The middle school’s student government advisor, Michelle Orchard, spotted the difference immediately. “The first day of school, it was very” — she paused — “noticeable.”
In 2018, over two-thirds of Park Slope Collegiate’s student body was low-income, according to the most recent state data. Of this year’s sixth graders, less than a third are considered underprivileged, according to school records.
This surprising drop in low-income students poses a new and unexpected problem for Park Slope Collegiate. It is now in danger of losing its federal Title I poverty funding. To be eligible for these funds in Brooklyn, a school must serve a population where 60 percent or more families qualify as low-income.
Park Slope Collegiate has met this threshold every year, but is now at risk of not qualifying. Students are counted based on October’s roster, which the school no longer has access to. Half of a million dollars, the equivalent of eight teachers with funds leftover, are on the line, said Sandusky.
To hold onto this critical Title I funding, the principal and parent coordinator scrambled to make sure every family filled out the appropriate income eligibility forms, which the city uses to assess need.
“We’re pulling them out of their classes to get in touch with their parents,” said Sandusky, “It’s really disruptive to the learning process. You’re in the middle of algebra and your principal’s coming in, and then you think that you’re getting in trouble because the principal’s there.”
Plus, going child-to-child “isn’t the best use of my time,” added Sandusky, who in addition to her administrative duties also has lunch with students every day and converses with them in the halls.
Meanwhile, the parent coordinator was still calling parents and scanning forms on the last day of school in December, when they were due. “I was hoping they’d count,” said Steffen Nelson. School administrators agreed that Nelson bore the brunt of the headache.

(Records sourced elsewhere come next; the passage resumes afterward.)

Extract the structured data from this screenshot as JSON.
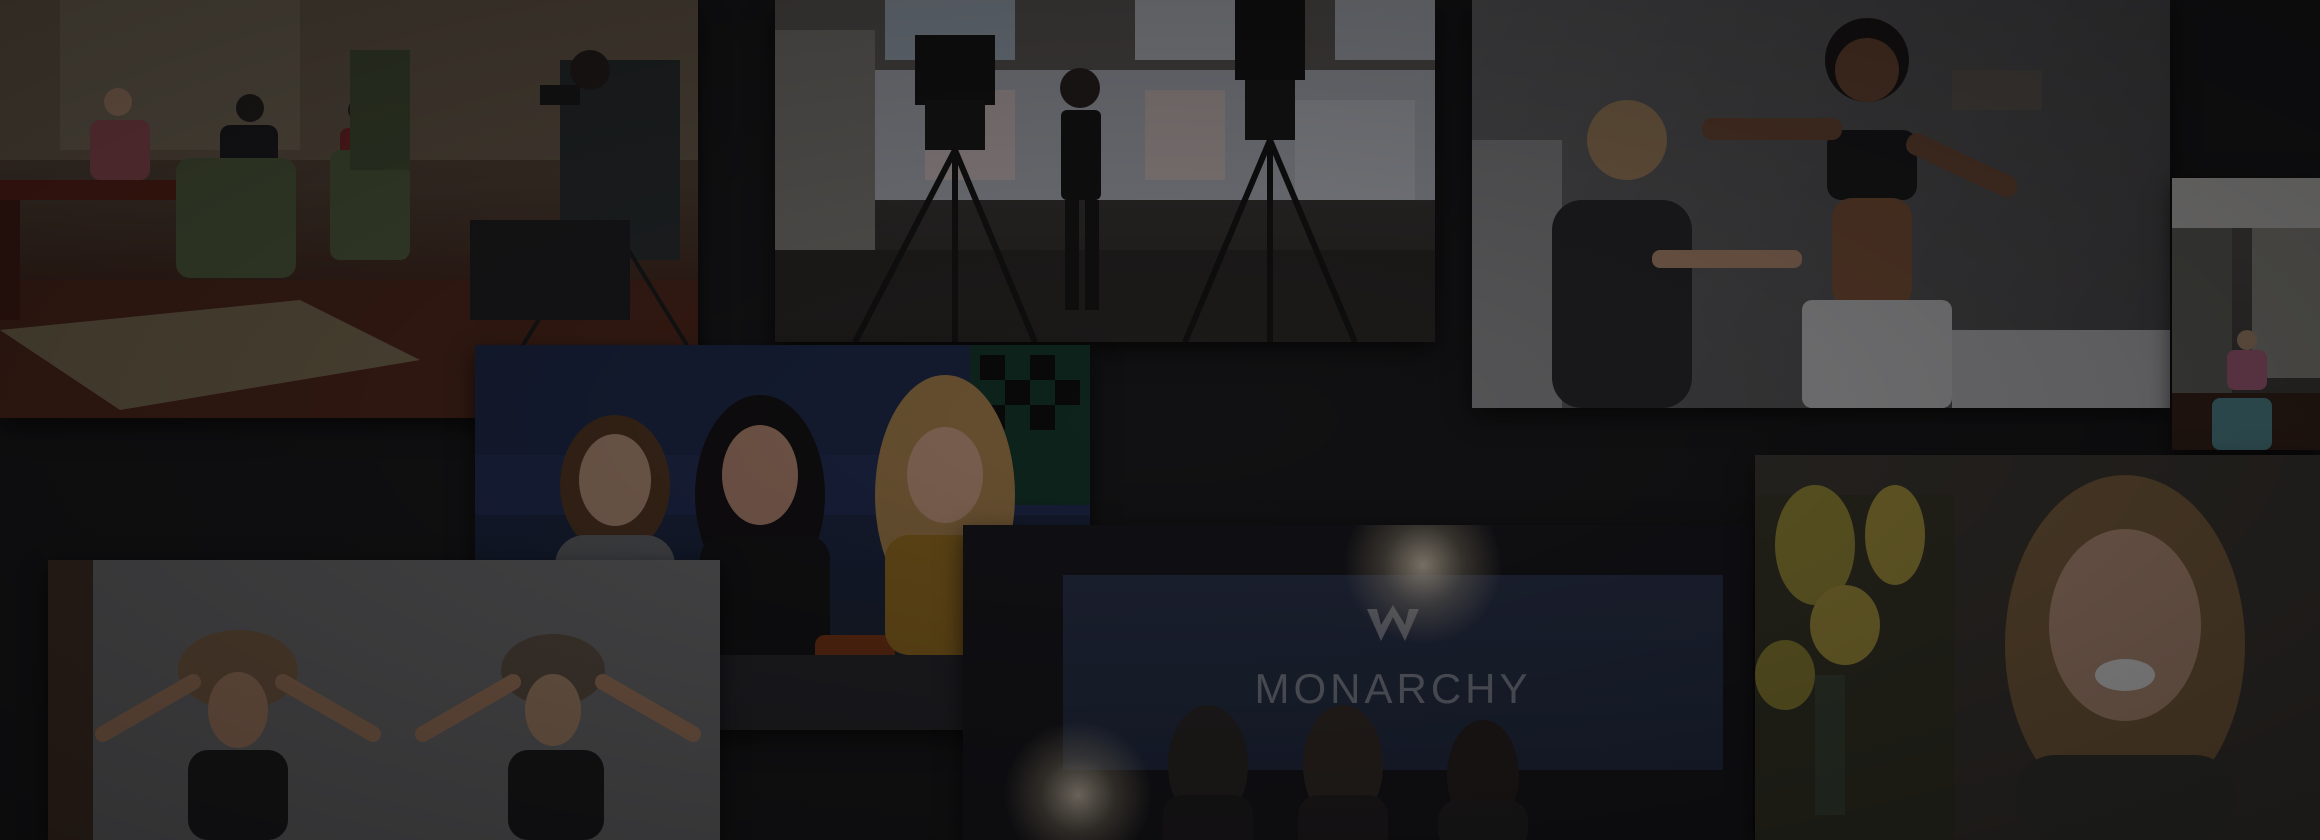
{
  "collage": {
    "tiles": [
      {
        "id": "office-interview"
      },
      {
        "id": "studio-tripods"
      },
      {
        "id": "fitting"
      },
      {
        "id": "small-interview"
      },
      {
        "id": "three-friends"
      },
      {
        "id": "hats"
      },
      {
        "id": "monarchy-stage",
        "sign_text": "MONARCHY"
      },
      {
        "id": "smiling-woman"
      }
    ]
  },
  "colors": {
    "background": "#121214",
    "overlay": "rgba(10,10,12,0.42)"
  }
}
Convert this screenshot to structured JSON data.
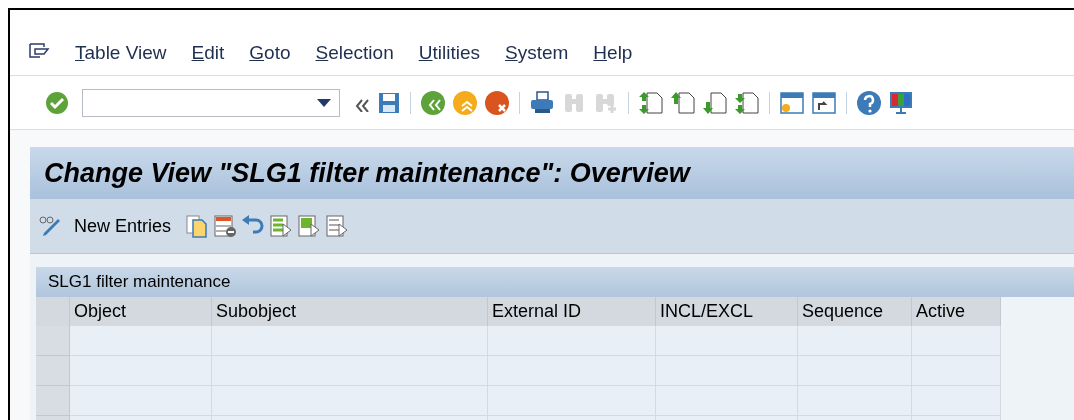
{
  "menu": [
    {
      "label": "Table View"
    },
    {
      "label": "Edit"
    },
    {
      "label": "Goto"
    },
    {
      "label": "Selection"
    },
    {
      "label": "Utilities"
    },
    {
      "label": "System"
    },
    {
      "label": "Help"
    }
  ],
  "toolbar": [
    {
      "kind": "enter",
      "disabled": false
    },
    {
      "kind": "command-field",
      "disabled": false
    },
    {
      "kind": "collapse",
      "disabled": false
    },
    {
      "kind": "save",
      "disabled": false
    },
    {
      "kind": "separator",
      "disabled": false
    },
    {
      "kind": "back",
      "disabled": false
    },
    {
      "kind": "exit",
      "disabled": false
    },
    {
      "kind": "cancel",
      "disabled": false
    },
    {
      "kind": "separator",
      "disabled": false
    },
    {
      "kind": "print",
      "disabled": false
    },
    {
      "kind": "find",
      "disabled": true
    },
    {
      "kind": "find-next",
      "disabled": true
    },
    {
      "kind": "separator",
      "disabled": false
    },
    {
      "kind": "first-page",
      "disabled": false
    },
    {
      "kind": "previous-page",
      "disabled": false
    },
    {
      "kind": "next-page",
      "disabled": false
    },
    {
      "kind": "last-page",
      "disabled": false
    },
    {
      "kind": "separator",
      "disabled": false
    },
    {
      "kind": "new-session",
      "disabled": false
    },
    {
      "kind": "shortcut",
      "disabled": false
    },
    {
      "kind": "separator",
      "disabled": false
    },
    {
      "kind": "help",
      "disabled": false
    },
    {
      "kind": "layout",
      "disabled": false
    }
  ],
  "title": "Change View \"SLG1 filter maintenance\": Overview",
  "app_toolbar": [
    {
      "kind": "display-change"
    },
    {
      "kind": "text",
      "label": "New Entries"
    },
    {
      "kind": "copy"
    },
    {
      "kind": "delete"
    },
    {
      "kind": "undo"
    },
    {
      "kind": "select-all"
    },
    {
      "kind": "select-block"
    },
    {
      "kind": "deselect-all"
    }
  ],
  "table": {
    "title": "SLG1 filter maintenance",
    "columns": [
      "Object",
      "Subobject",
      "External ID",
      "INCL/EXCL",
      "Sequence",
      "Active"
    ]
  }
}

After months of constant reminders via email and phone calls, the education department has been silent since the family income forms were due. “They’re in a hurry to get the information from us,” said Nelson, “but not to relay the information to us.”
School budgets are released in March, so Park Slope Collegiate anticipates hearing from the department by the end of this month. If the school ceases to qualify, the department could extend the funding for a one-year grace period.
While Park Slope Collegiate waits for answers, the school’s leadership is questioning the configuration of the Title I program.
Title I funds are absolute; grants are either given, or they are not. “I don’t know why it’s all so all-or-nothing,” said Sandusky.
Also in question was the percentage of students who must be low-income for a school to qualify for the program. Eligibility varies based on family size.
For this school year, the federal education department requires that in all states except Alaska and Hawaii combined incomes need to be beneath $39,461 for a household of three or $47,638 for a household of four. “Which we know in NYC will not even pay your rent,” added Nelson.
These cutoffs were decided when Brooklyn was a very different place. The cost of living was more affordable; demographics have changed.
The federal standard is that children from low-income families make up at least 40 percent of enrollment. “They should probably lower the number here in Brooklyn,” said Nelson.
If the funds are lost, Park Slope Collegiate will have to adjust its budget, find other sources of money, or a combination of the two approaches. A proposed substitute is PTA funding, but Park Slope Collegiate has a unique policy for donations.
“We’re probably one of the few schools that says we don’t care how much you donate,” said Sandusky. “We care about everybody participating in some way.” Sandusky is wary of a couple families donating large sums of money and then expecting different treatment.
Alongside Park Slope Collegiate, other schools might also be affected, including the three other middle schools in the district that benefited from funding last year.
“Integration costs money,” said Nelson. “The government should be funding these integration efforts.”